Interview: In the Name of God – The Evolutionary Origins of Religious Ethics and Violence

John Teehan is the author of In the Name of God: The Evolutionary Origins of Religious Ethics and Violence, and has published and lectured widely on the impact of evolutionary theories on moral philosophy. In this comprehensive interview, John talks in depth about some of the themes in his book: how our moral minds may have been shaped by evolution, and how such a perspective can inform upon our understanding of religious violence.

Philosopher’s Eye: Why did you decide to write ‘In the Name of God: The Evolutionary Origins of Religious Ethics and Violence’?

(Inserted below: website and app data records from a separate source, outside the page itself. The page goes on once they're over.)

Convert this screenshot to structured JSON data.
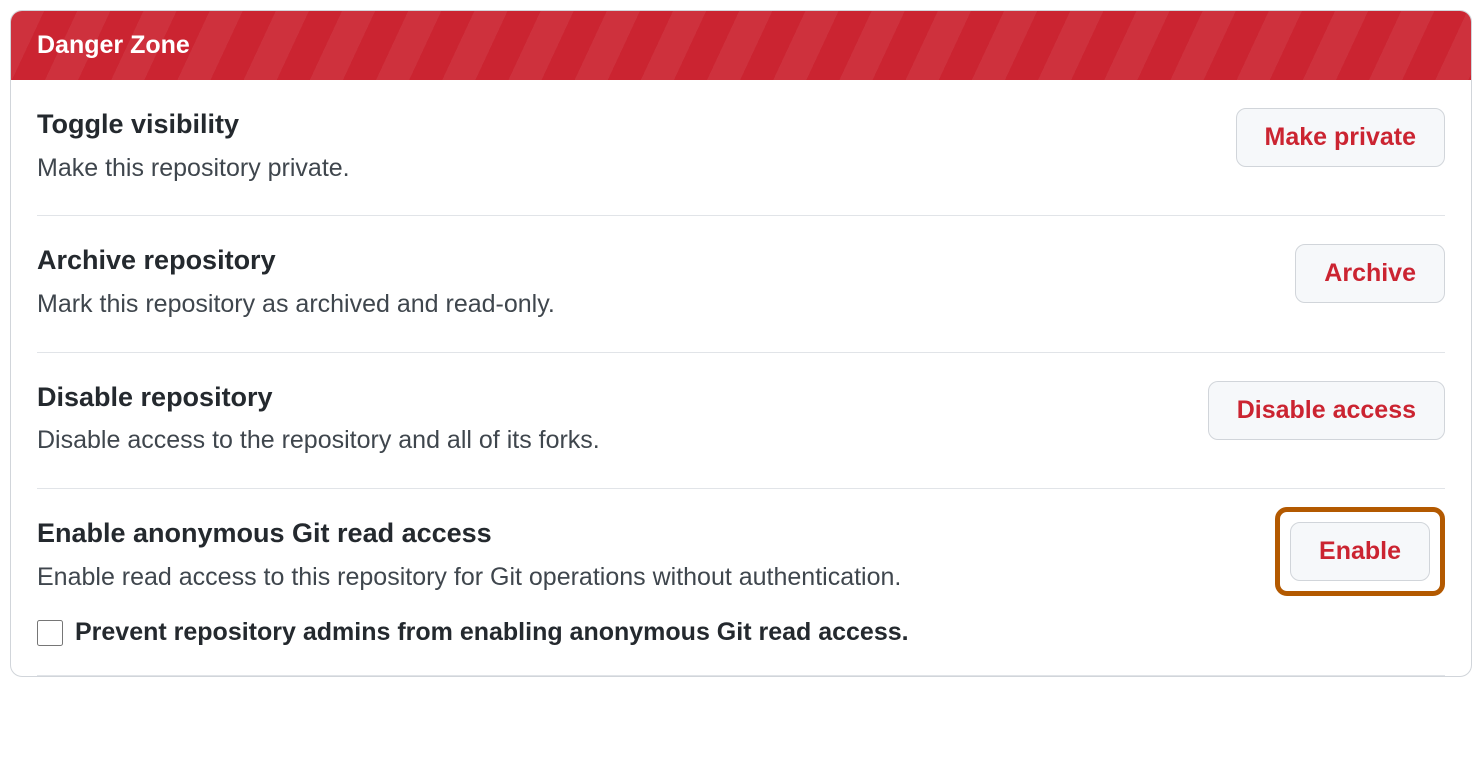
{
  "dangerZone": {
    "header": "Danger Zone",
    "sections": [
      {
        "title": "Toggle visibility",
        "description": "Make this repository private.",
        "buttonLabel": "Make private"
      },
      {
        "title": "Archive repository",
        "description": "Mark this repository as archived and read-only.",
        "buttonLabel": "Archive"
      },
      {
        "title": "Disable repository",
        "description": "Disable access to the repository and all of its forks.",
        "buttonLabel": "Disable access"
      },
      {
        "title": "Enable anonymous Git read access",
        "description": "Enable read access to this repository for Git operations without authentication.",
        "buttonLabel": "Enable",
        "checkboxLabel": "Prevent repository admins from enabling anonymous Git read access."
      }
    ]
  }
}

John Teehan: I’ve always been deeply interested in the study of morality.  Not simply in terms of what we ought to do, how we ought  to live—although those are essential questions—but also in terms of why do  we have the values we have, how do moral traditions develop. This lead me into a study of moral psychology, and in particular evolutionary psychology. If we want to understand how we got where we are today in terms of morality, then trying to understand the origins of moral behaviour seemed to be Continue reading “Interview: In the Name of God – The Evolutionary Origins of Religious Ethics and Violence”

The ultimate case against Christianity?

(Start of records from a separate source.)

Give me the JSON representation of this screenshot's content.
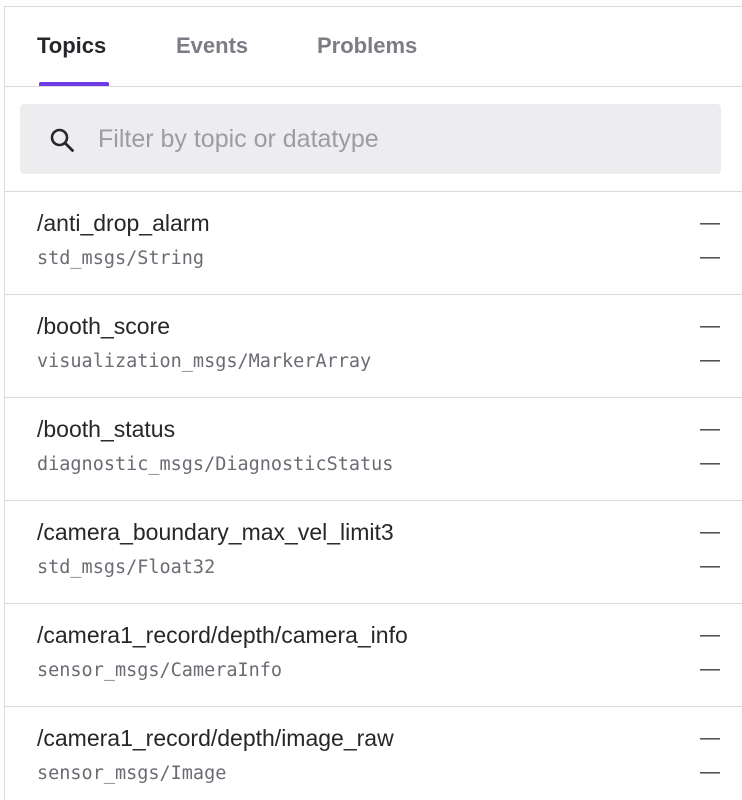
{
  "tabs": [
    {
      "label": "Topics",
      "active": true
    },
    {
      "label": "Events",
      "active": false
    },
    {
      "label": "Problems",
      "active": false
    }
  ],
  "filter": {
    "placeholder": "Filter by topic or datatype",
    "value": "",
    "icon": "search-icon"
  },
  "topics": [
    {
      "name": "/anti_drop_alarm",
      "datatype": "std_msgs/String",
      "stat1": "—",
      "stat2": "—"
    },
    {
      "name": "/booth_score",
      "datatype": "visualization_msgs/MarkerArray",
      "stat1": "—",
      "stat2": "—"
    },
    {
      "name": "/booth_status",
      "datatype": "diagnostic_msgs/DiagnosticStatus",
      "stat1": "—",
      "stat2": "—"
    },
    {
      "name": "/camera_boundary_max_vel_limit3",
      "datatype": "std_msgs/Float32",
      "stat1": "—",
      "stat2": "—"
    },
    {
      "name": "/camera1_record/depth/camera_info",
      "datatype": "sensor_msgs/CameraInfo",
      "stat1": "—",
      "stat2": "—"
    },
    {
      "name": "/camera1_record/depth/image_raw",
      "datatype": "sensor_msgs/Image",
      "stat1": "—",
      "stat2": "—"
    }
  ],
  "colors": {
    "accent": "#6f3be8",
    "text": "#27272b",
    "muted": "#7c7c85",
    "border": "#d9d9de",
    "input_bg": "#ededef"
  }
}
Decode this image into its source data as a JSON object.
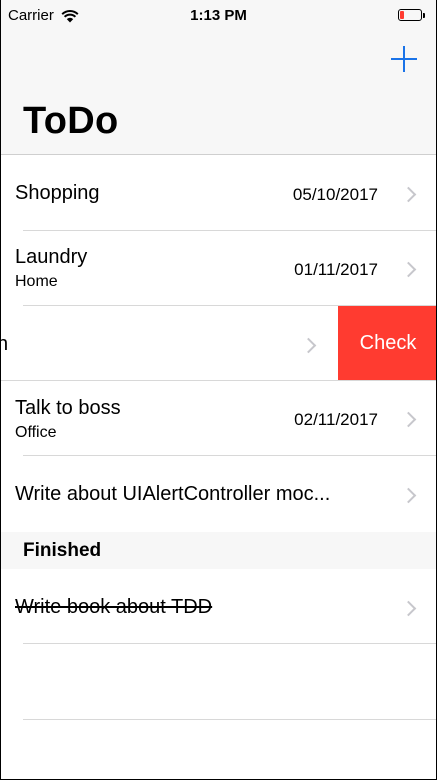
{
  "status_bar": {
    "carrier": "Carrier",
    "time": "1:13 PM",
    "battery_color": "#ff3b30"
  },
  "nav": {
    "title": "ToDo",
    "add_icon": "plus-icon",
    "accent": "#1a73e8"
  },
  "items": [
    {
      "title": "Shopping",
      "subtitle": "",
      "date": "05/10/2017"
    },
    {
      "title": "Laundry",
      "subtitle": "Home",
      "date": "01/11/2017"
    },
    {
      "title": "h",
      "subtitle": "",
      "date": "",
      "swipe_action": "Check"
    },
    {
      "title": "Talk to boss",
      "subtitle": "Office",
      "date": "02/11/2017"
    },
    {
      "title": "Write about UIAlertController moc...",
      "subtitle": "",
      "date": ""
    }
  ],
  "finished_section": {
    "header": "Finished",
    "items": [
      {
        "title": "Write book about TDD"
      }
    ]
  }
}
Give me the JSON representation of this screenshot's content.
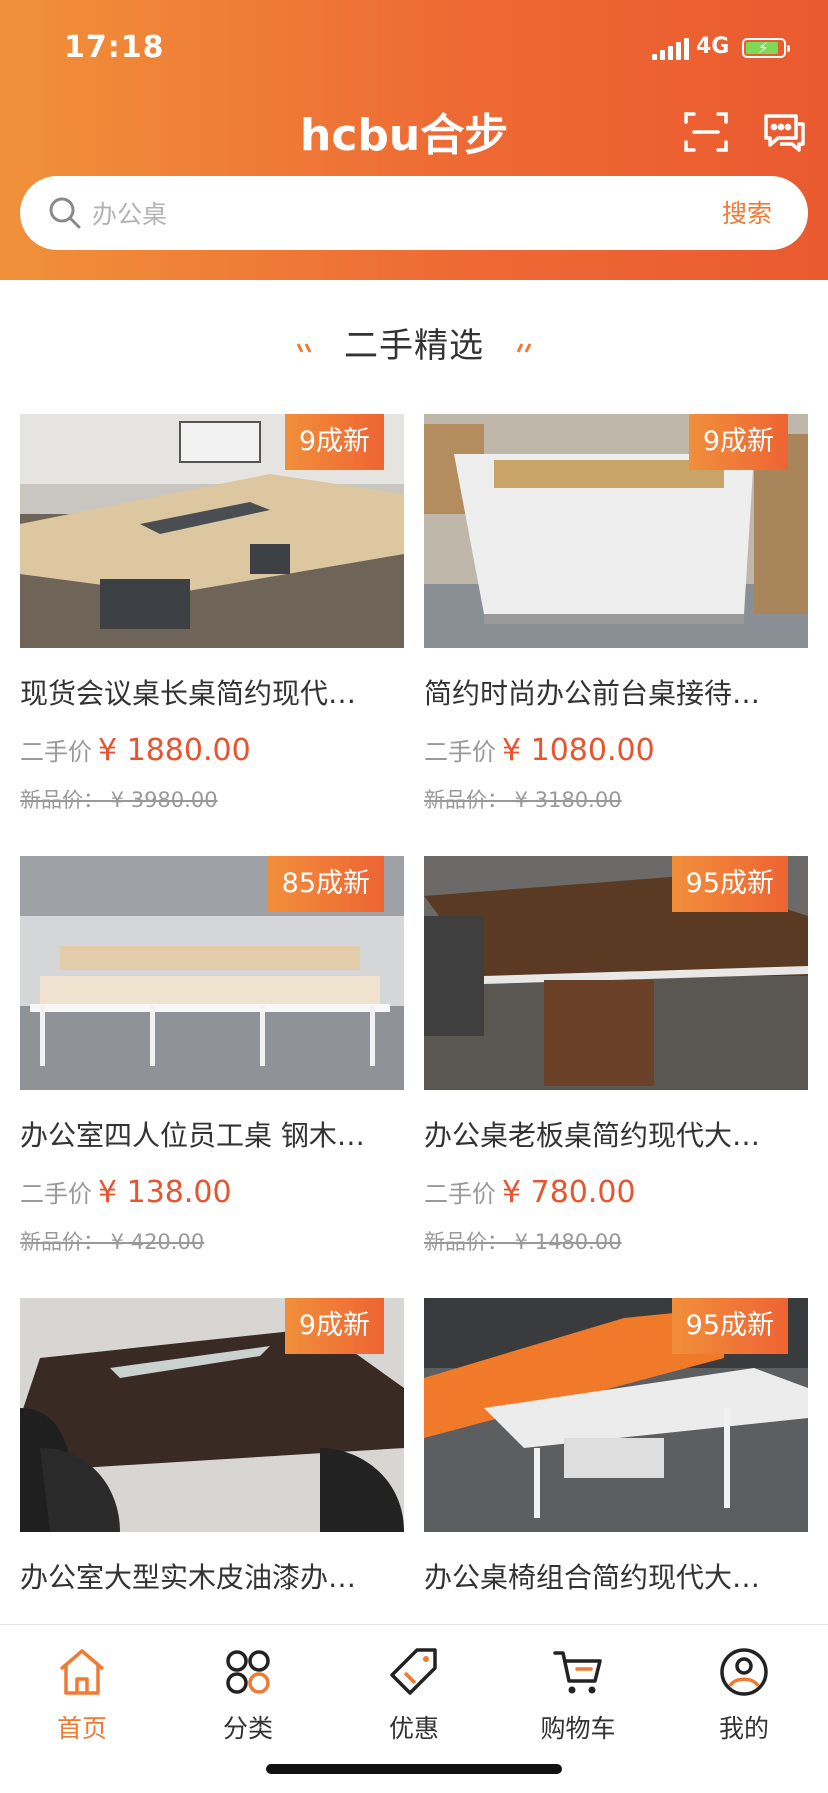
{
  "status": {
    "time": "17:18",
    "network": "4G"
  },
  "header": {
    "logo_text": "hcbu合步"
  },
  "search": {
    "placeholder": "办公桌",
    "button": "搜索"
  },
  "section": {
    "title": "二手精选"
  },
  "products": [
    {
      "badge": "9成新",
      "title": "现货会议桌长桌简约现代…",
      "price_label": "二手价",
      "price": "¥ 1880.00",
      "orig": "新品价： ¥ 3980.00"
    },
    {
      "badge": "9成新",
      "title": "简约时尚办公前台桌接待…",
      "price_label": "二手价",
      "price": "¥ 1080.00",
      "orig": "新品价： ¥ 3180.00"
    },
    {
      "badge": "85成新",
      "title": "办公室四人位员工桌 钢木…",
      "price_label": "二手价",
      "price": "¥ 138.00",
      "orig": "新品价： ¥ 420.00"
    },
    {
      "badge": "95成新",
      "title": "办公桌老板桌简约现代大…",
      "price_label": "二手价",
      "price": "¥ 780.00",
      "orig": "新品价： ¥ 1480.00"
    },
    {
      "badge": "9成新",
      "title": "办公室大型实木皮油漆办…"
    },
    {
      "badge": "95成新",
      "title": "办公桌椅组合简约现代大…"
    }
  ],
  "tabbar": [
    {
      "label": "首页",
      "icon": "home-icon",
      "active": true
    },
    {
      "label": "分类",
      "icon": "category-icon"
    },
    {
      "label": "优惠",
      "icon": "coupon-tag-icon"
    },
    {
      "label": "购物车",
      "icon": "cart-icon"
    },
    {
      "label": "我的",
      "icon": "user-icon"
    }
  ],
  "colors": {
    "accent": "#ee7a34",
    "price": "#e8542f",
    "header_start": "#f0913a",
    "header_end": "#ea5a2f"
  }
}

If you like to be entertained and you don’t mind F-bombs, watch this very unsafe-for-work talk by Richard Carrier.  He argues that Jesus did not exist.

I do wonder how effective this line of argument can really be.  Carrier spends a lot of effort showing that New Testament gospel accounts are inconsistent and implausible.  For instance, at one point the Sun is supposed to have gone out for a few hours — but later on, no one seems to remember that it happened. Also, according to Carrier, some of the New Testament writers seem to have in mind a purely spiritual son of God, not a flesh-and-blood Jesus.   Continue reading “The ultimate case against Christianity?”